  23. Nakagawa T, Hu H, Zharikov S, Tuttle KR, Short RA, et al. (2006) A causal role for uric acid in fructose-induced metabolic syndrome. Am J Physiol Renal Physiol 290: F625-F631. [Crossref]
  24. Sánchez-Lozada LG, Tapia E, Bautista-García P, Soto V, Avila-Casado C, et al. (2008) Effects of febuxostat on metabolic and renal alterations in rats with fructose-induced metabolic syndrome. Am J Physiol Renal Physiol 294: F710-F718. [Crossref]
  25. Reungjui S, Roncal CA, Mu W, Srinivas TR, Sirivongs D, et al. (2007) Thiazide diuretics exacerbate fructose-induced metabolic syndrome. J Am Soc Nephrol 18: 2724-2731. [Crossref]
  26. Oda E (2017) Uric acid lowering therapy for prevention of cardiovascular disease requires further evidence to be validated.

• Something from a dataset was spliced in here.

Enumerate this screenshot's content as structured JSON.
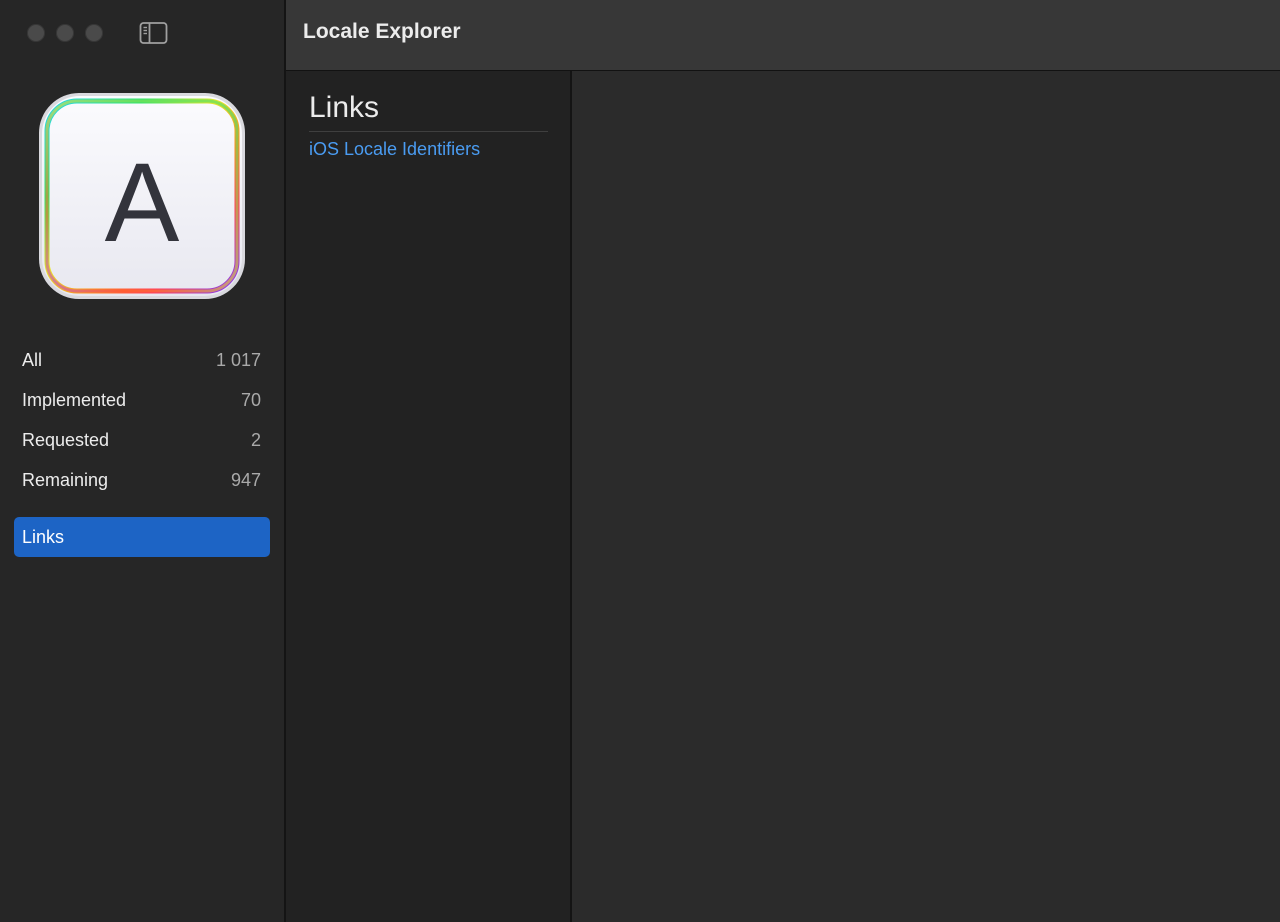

J Lab Precis Med 2: 66.

Editorial Information

Editor-in-Chief

Massimo Fioranelli
Guglielmo Marconi University

Article Type

Mini Report

Publication history

Received date: March 15, 2018
Accepted date: March 25, 2018
Published date: March 30, 2018

Copyright

©2018 Oda E. This is an open-access article distributed under the terms of the Creative Commons Attribution License, which permits unrestricted use, distribution, and reproduction in any medium, provided the original author and source are credited.

Citation

Oda E (2018) Mini-report on the association between serum uric acid and incident metabolic syndrome. J Integr Cardiol 4: DOI: 10.15761/JIC.1000242

Corresponding author

Eiji Oda

Medical Check-up Center, Tachikawa General Hospital, Asahioka 1-24, Nagaoka, Niigata, 940-8621 Japan

No Data.